One problem facing the companies that make virtual-reality technology, such as Facebook-owned Oculus VR, is a lack of true “presence.” When you strap on VR goggles and drop into a digital environment, you can’t see or interact with your real-life hands.
At this year’s Game Developers Conference in San Francisco, Sony Computer Entertainment, the tech giant’s video game division, showed off its solution. The latest version of its Morpheus VR headset works in coordination with PlayStation Move controllers to allow the wearer to use his or her hands.
Sony has been experimenting with virtual reality technology for years, long before Oculus founder Palmer Luckey put together his first Rift prototype. Sony used its PlayStation Eye and PlayStation 3 console to test head-tracking technology in the mid-2000s and later built prototype head-mounted displays, known as HMDs. One of the reasons why Sony has been able to commit to an early 2016 release date for its consumer VR product is because of its extensive research and development in the field.
But key to the company’s VR bid is achieving adoption among its existing customers—those that own PlayStation gaming consoles. Instead of competing with that revenue stream, Sony would rather bring virtual reality technology to customers by creating an experience that marries the two.
“We don’t believe that VR is necessarily going to replace the conventional games that people have been playing and developers have been making for over 25 years,” says Shuhei Yoshida, president of Sony Computer Entertainment Worldwide Studios. “VR will give developers another way to entertain people. You’ll see even more variety of gaming experience by having the VR option.”

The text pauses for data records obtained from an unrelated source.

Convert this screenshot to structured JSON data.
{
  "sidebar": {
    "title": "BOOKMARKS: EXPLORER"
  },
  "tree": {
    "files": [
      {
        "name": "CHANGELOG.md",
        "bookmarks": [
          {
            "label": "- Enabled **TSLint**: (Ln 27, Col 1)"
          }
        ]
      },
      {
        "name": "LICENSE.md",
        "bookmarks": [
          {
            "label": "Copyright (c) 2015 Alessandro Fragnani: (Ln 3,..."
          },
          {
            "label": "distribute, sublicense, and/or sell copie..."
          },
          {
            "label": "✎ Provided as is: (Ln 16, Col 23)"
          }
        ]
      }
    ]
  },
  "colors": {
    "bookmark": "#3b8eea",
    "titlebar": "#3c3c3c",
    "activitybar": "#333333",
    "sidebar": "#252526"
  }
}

Its demonstrations at GDC were a preview of that strategy. Two games—London Heist, about a diamond robbery gone bad, and The Deep, which pits you mano-a-mano against a shark with only a cage for protection—showed off experiences that prompted the VR wearer to stand up, sit down, and lean. Sony says it has worked with partners as diverse as NASA and automakers to explore different virtual-reality gameplay experiences.
Sony is also betting that a plug-and-play approach will help spur adoption of its VR bundle among console owners. “When you buy a Morpheus kit and connect it to your PS4, it just works without needing to set up any drivers or download anything,” says Richard Marks, senior director of research and development at Sony Computer Entertainment. “We want people to have a very easy gameplay experience. Since everybody’s PS4 is exactly the same, it’s easier for developers to make sure that the games and experiences they create are great for all consumers.”
There is still much work to be done as Sony heads toward a global consumer launch for Morpheus. The company continues to refine its VR headset—the latest version carries a 5.7-inch OLED display—and it is collaborating with game developers to invent new experiences with the technology. “VR is such a new medium that developers have to learn how to design around the new paradigm to create great experiences,” Yoshida says. “That requires a lot of learning and communication with developers.”
And consumers. A key factor in selling virtual reality? Unless you physically try it, it’s a technology that’s hard to wrap your head around.
“Getting millions of people to understand how amazing VR experiences are is a big challenge,” Yoshida says. “We start with events like GDC where we let people try it, get excited about it, and tell their friends.”